In the above example about having trouble building relationships with peers, you might talk about how you have learned to compensate for your natural tendency to process information internally by being a great communicator. By being naturally good at phrasing information, it has made it easier for you to try to communicate that information to your peers. While it still isn’t natural for you, your ability to communicate will help make it less of a struggle.

Talk About How You’re Improving

Any time you mention a weakness, you need to talk about what you are doing to improve. Employers want employees who don’t just see problems, but take the initiative to fix them. Talk about how you have learned to slow down and explain your thoughts to your peers, and that you try to communicate via email as you have thoughts on projects, so that you can keep your peers better informed. By talking about specific steps you have taken to neutralize the problem, your employer will see not only that you understand the problem, but that you have figured out how to fix it in order to not let your weakness hold you back in business.
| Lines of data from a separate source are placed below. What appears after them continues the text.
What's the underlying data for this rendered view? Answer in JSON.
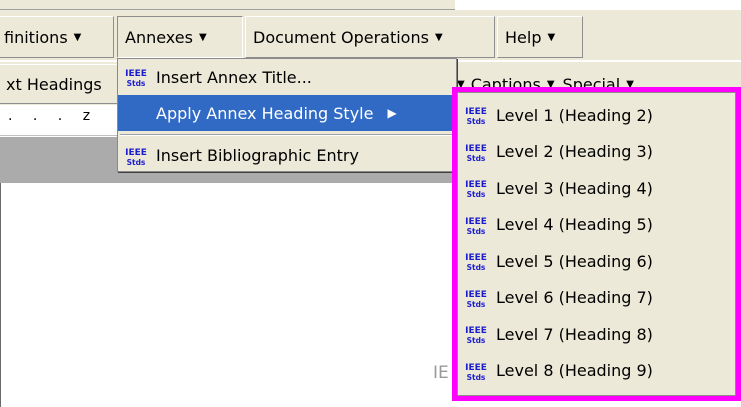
{
  "menubar": {
    "items": [
      {
        "label": "finitions",
        "arrow": "▼"
      },
      {
        "label": "Annexes",
        "arrow": "▼"
      },
      {
        "label": "Document Operations",
        "arrow": "▼"
      },
      {
        "label": "Help",
        "arrow": "▼"
      }
    ]
  },
  "toolbar": {
    "left_label": "xt Headings",
    "captions_label": "Captions",
    "special_label": "Special",
    "arrow": "▼"
  },
  "ruler": {
    "marks": ". . . z"
  },
  "annex_menu": {
    "items": [
      {
        "label": "Insert Annex Title...",
        "icon": "ieee-stds-icon"
      },
      {
        "label": "Apply Annex Heading Style",
        "submenu_arrow": "▶"
      },
      {
        "label": "Insert Bibliographic Entry",
        "icon": "ieee-stds-icon"
      }
    ]
  },
  "submenu": {
    "items": [
      {
        "label": "Level 1 (Heading 2)"
      },
      {
        "label": "Level 2 (Heading 3)"
      },
      {
        "label": "Level 3 (Heading 4)"
      },
      {
        "label": "Level 4 (Heading 5)"
      },
      {
        "label": "Level 5 (Heading 6)"
      },
      {
        "label": "Level 6 (Heading 7)"
      },
      {
        "label": "Level 7 (Heading 8)"
      },
      {
        "label": "Level 8 (Heading 9)"
      }
    ]
  },
  "doc_text": "IE",
  "icon": {
    "top": "IEEE",
    "bottom": "Stds"
  },
  "colors": {
    "highlight": "#316ac5",
    "annotation_border": "#ff00ff",
    "icon_blue": "#1d1dd0",
    "chrome": "#ece9d8"
  }
}
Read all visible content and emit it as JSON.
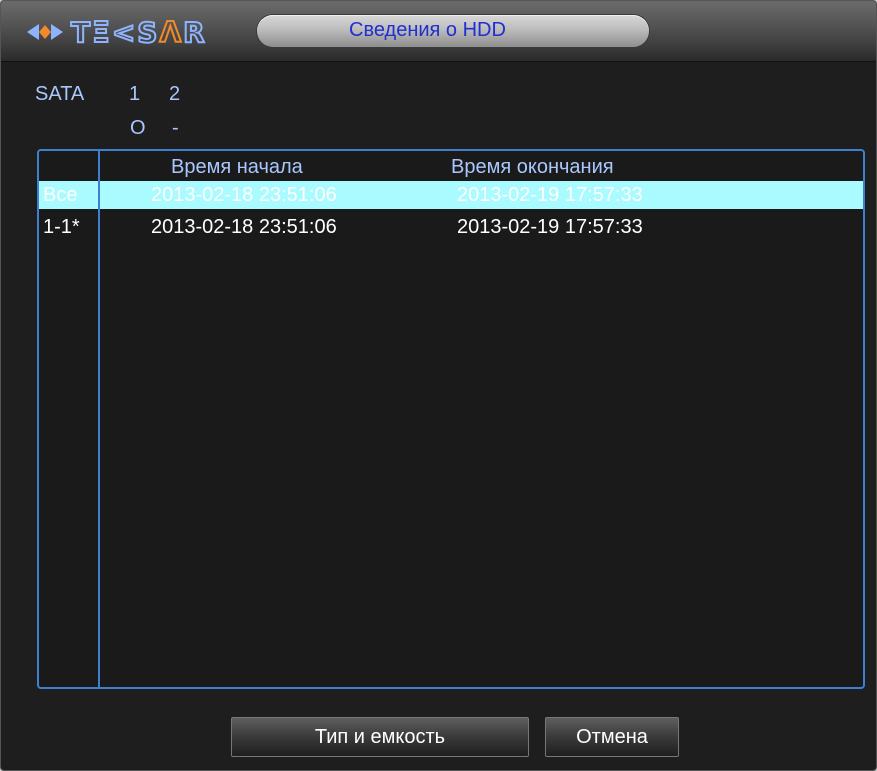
{
  "window": {
    "title": "Сведения о HDD",
    "logo_text": "TEKSAR"
  },
  "sata": {
    "label": "SATA",
    "disks": [
      {
        "number": "1",
        "status": "O"
      },
      {
        "number": "2",
        "status": "-"
      }
    ]
  },
  "table": {
    "columns": [
      "",
      "Время начала",
      "Время окончания"
    ],
    "rows": [
      {
        "id": "Все",
        "start": "2013-02-18 23:51:06",
        "end": "2013-02-19 17:57:33",
        "selected": true
      },
      {
        "id": "1-1*",
        "start": "2013-02-18 23:51:06",
        "end": "2013-02-19 17:57:33",
        "selected": false
      }
    ]
  },
  "buttons": {
    "type_capacity": "Тип и емкость",
    "cancel": "Отмена"
  },
  "colors": {
    "accent_blue": "#3f7fd0",
    "selection": "#a9fbff",
    "title_text": "#1f2fd0",
    "label_text": "#a9c7ff"
  }
}
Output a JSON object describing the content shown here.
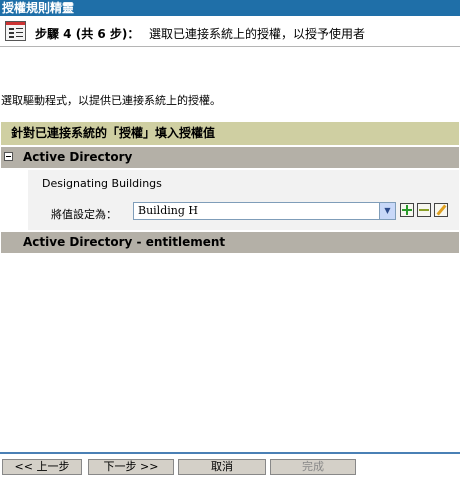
{
  "window": {
    "title": "授權規則精靈"
  },
  "step": {
    "icon": "wizard-step-icon",
    "label": "步驟 4 (共 6 步)：",
    "description": "選取已連接系統上的授權，以授予使用者"
  },
  "instructions": "選取驅動程式，以提供已連接系統上的授權。",
  "panel": {
    "header": "針對已連接系統的「授權」填入授權值",
    "sections": [
      {
        "name": "Active Directory",
        "expanded": true,
        "collapse_icon": "collapse-minus-icon",
        "entitlement": "Designating Buildings",
        "value_label": "將值設定為：",
        "selected_value": "Building H",
        "action_icons": [
          "add-icon",
          "remove-icon",
          "edit-icon"
        ]
      },
      {
        "name": "Active Directory - entitlement",
        "expanded": false
      }
    ]
  },
  "buttons": {
    "back": "<< 上一步",
    "next": "下一步 >>",
    "cancel": "取消",
    "finish": "完成"
  },
  "colors": {
    "title_bar": "#1f6fa8",
    "panel_header": "#cfcfa2",
    "section_header": "#b4b0a7",
    "bottom_rule": "#4a80b5",
    "button_face": "#d4d0c8"
  }
}
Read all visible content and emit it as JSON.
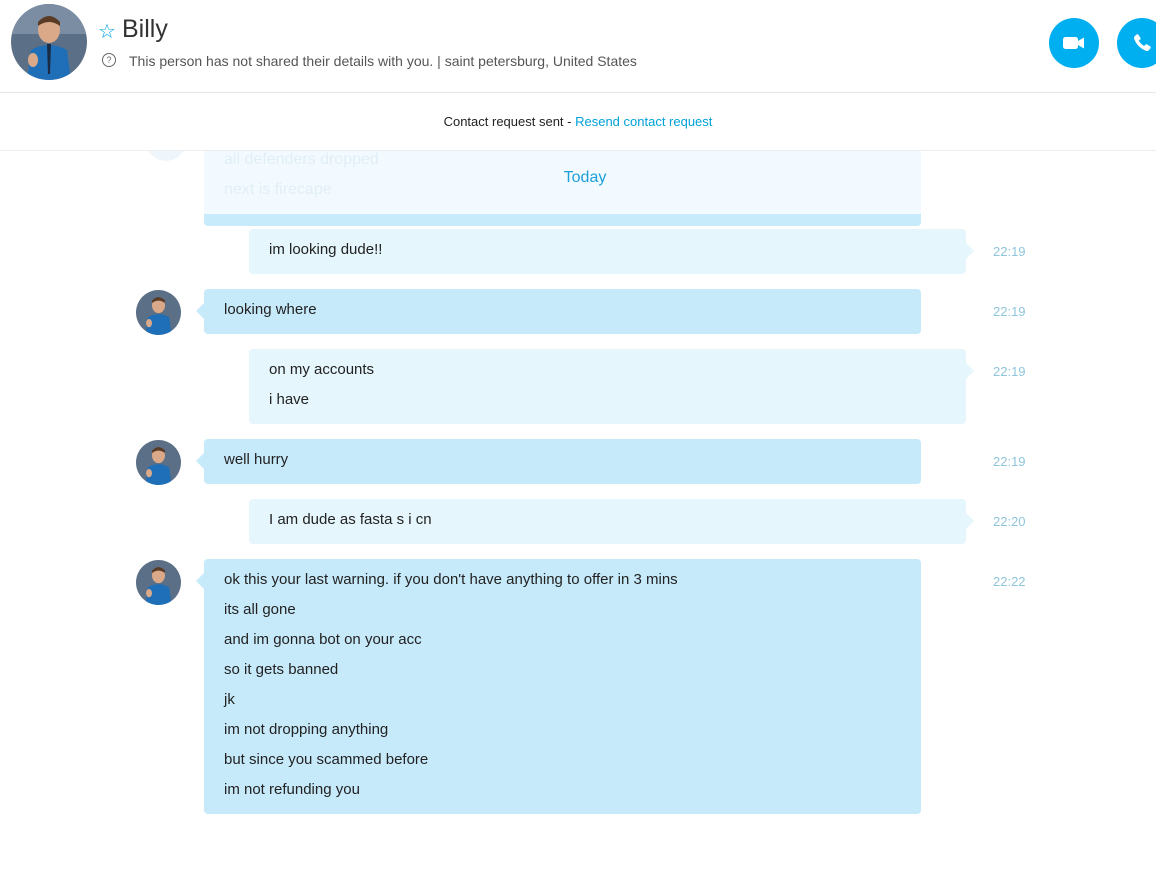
{
  "contact": {
    "name": "Billy",
    "details": "This person has not shared their details with you.  |  saint petersburg, United States"
  },
  "request_bar": {
    "status": "Contact request sent - ",
    "link": "Resend contact request"
  },
  "conversation": {
    "faded_lines": [
      "all defenders dropped",
      "next is firecape"
    ],
    "date_separator": "Today",
    "messages": [
      {
        "sender": "me",
        "time": "22:19",
        "lines": [
          "im looking dude!!"
        ]
      },
      {
        "sender": "them",
        "time": "22:19",
        "lines": [
          "looking where"
        ]
      },
      {
        "sender": "me",
        "time": "22:19",
        "lines": [
          "on my accounts",
          "i have"
        ]
      },
      {
        "sender": "them",
        "time": "22:19",
        "lines": [
          "well hurry"
        ]
      },
      {
        "sender": "me",
        "time": "22:20",
        "lines": [
          "I am dude as fasta s i cn"
        ]
      },
      {
        "sender": "them",
        "time": "22:22",
        "lines": [
          "ok this your last warning. if you don't have anything to offer in 3 mins",
          "its all gone",
          "and im gonna bot on your acc",
          "so it gets banned",
          "jk",
          "im not dropping anything",
          "but since you scammed before",
          "im not refunding you"
        ]
      }
    ]
  },
  "colors": {
    "accent": "#00aff0",
    "their_bubble": "#c7eafb",
    "my_bubble": "#e5f6fd",
    "timestamp": "#8fc5dc"
  }
}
  • While employers truly want to know what your weakness is, you should be careful. If your weakness is a key function of the job, it may not be best to talk about it in the interview. You may choose to use another weakness for interviewing, or consider a different type of work, since you will have to work around your weakness every day.
  • Don’t list too many weaknesses in an interview. You may just want to list one or two. Trying to talk about too many may confuse you or get the interview off subject.
  • Most interviews ask about your strengths and weaknesses, so if there is one question you should prepare ahead of time, it is this one. Come up with a great answer ahead of time and practice delivering it, so that you are ready for your interview. This is a hard question to answer unprepared and a good answer makes you look like a great candidate, so do take the time to work on this.
  • Make sure that you are honest when you answer the question. Don’t say that building your relationships is your weakness if it is really something else. Your employer will figure out what your real challenge is when he works with you, and may not be happy if you lied.
  • If you are unsure what your weakness is, it isn’t because you don’t have one. You may not have thought of it in those terms. It doesn’t have to be something you are bad at, but rather, may be something that isn’t easy for your or isn’t natural for you to do.
  • Your weakness should be related to business, so don’t talk about your inability to pitch a baseball.
  • If you have trouble finding a good way to talk about your weaknesses, practice with a friend or talk to a staff member of a career resource center.
Peggy Carouthers

Author: Peggy Carouthers

In a previous life Peggy worked as a human resources and hiring manager for a major national retail chain. Her expertise is in job hunting, hiring, and HR. These days Peggy works as a writer, crafting content for a range of publications.
Peggy Carouthers